Test Suites

As we’ve discussed earlier, a test suite is nothing more than a set of test cases grouped together for a specific purpose.  The set of tests contained inside test suites enables the execution and reporting of the status of findings.

Tests may be grouped into various suites and different criteria based on detailed instructions and objectives that each group of test cases should achieve. Prerequisite states, system configurations, and relevant descriptions may also be defined for various test suites.

 

 

Test Run

A test run is when a test suite or even any individual test cases, are executed on a piece of software to identify any potential issues. Test run helps to finalize all testing needs before the application is rolled out to the end users. Test Run, therefore, satisfies customers’ needs by ensuring that quality of the product is of a highest standard. Test run can either be done manually or, in case of automated testing in place, can be triggered automatically at any pre-defined condition (ex: when a new software build comes out).

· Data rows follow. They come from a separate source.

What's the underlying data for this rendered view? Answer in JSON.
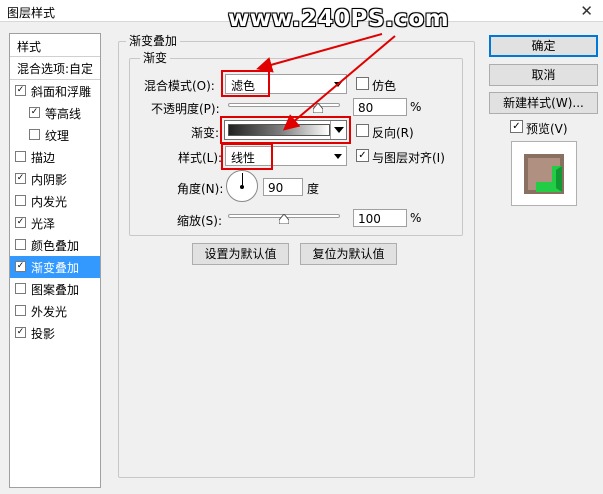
{
  "window": {
    "title": "图层样式",
    "close_glyph": "✕"
  },
  "watermark": "www.240PS.com",
  "left_panel": {
    "header": "样式",
    "blend_options": "混合选项:自定",
    "items": [
      {
        "label": "斜面和浮雕",
        "checked": true,
        "indent": false,
        "selected": false
      },
      {
        "label": "等高线",
        "checked": true,
        "indent": true,
        "selected": false
      },
      {
        "label": "纹理",
        "checked": false,
        "indent": true,
        "selected": false
      },
      {
        "label": "描边",
        "checked": false,
        "indent": false,
        "selected": false
      },
      {
        "label": "内阴影",
        "checked": true,
        "indent": false,
        "selected": false
      },
      {
        "label": "内发光",
        "checked": false,
        "indent": false,
        "selected": false
      },
      {
        "label": "光泽",
        "checked": true,
        "indent": false,
        "selected": false
      },
      {
        "label": "颜色叠加",
        "checked": false,
        "indent": false,
        "selected": false
      },
      {
        "label": "渐变叠加",
        "checked": true,
        "indent": false,
        "selected": true
      },
      {
        "label": "图案叠加",
        "checked": false,
        "indent": false,
        "selected": false
      },
      {
        "label": "外发光",
        "checked": false,
        "indent": false,
        "selected": false
      },
      {
        "label": "投影",
        "checked": true,
        "indent": false,
        "selected": false
      }
    ]
  },
  "main": {
    "group_title": "渐变叠加",
    "sub_group_title": "渐变",
    "blend_mode": {
      "label": "混合模式(O):",
      "value": "滤色"
    },
    "dither": {
      "label": "仿色",
      "checked": false
    },
    "opacity": {
      "label": "不透明度(P):",
      "value": "80",
      "unit": "%",
      "level": 0.8
    },
    "gradient": {
      "label": "渐变:"
    },
    "reverse": {
      "label": "反向(R)",
      "checked": false
    },
    "style": {
      "label": "样式(L):",
      "value": "线性"
    },
    "align_with_layer": {
      "label": "与图层对齐(I)",
      "checked": true
    },
    "angle": {
      "label": "角度(N):",
      "value": "90",
      "unit": "度"
    },
    "scale": {
      "label": "缩放(S):",
      "value": "100",
      "unit": "%",
      "level": 0.5
    },
    "set_default_btn": "设置为默认值",
    "reset_default_btn": "复位为默认值"
  },
  "right": {
    "ok": "确定",
    "cancel": "取消",
    "new_style": "新建样式(W)...",
    "preview": {
      "label": "预览(V)",
      "checked": true
    }
  },
  "colors": {
    "annotation_red": "#e00000",
    "selection_blue": "#3399ff",
    "preview_green": "#22cc44"
  }
}
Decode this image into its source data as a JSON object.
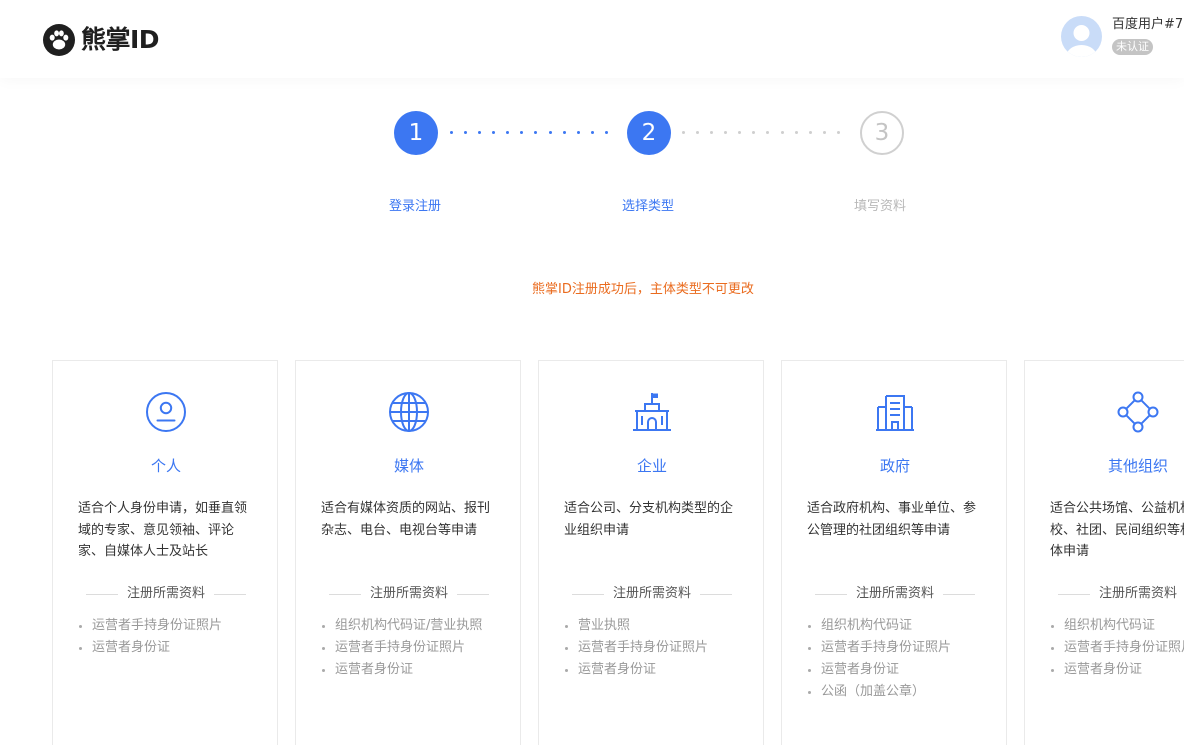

Hopefully, after reading this article, you have a much better idea of what the differences between test suites, test cases, and test runs are.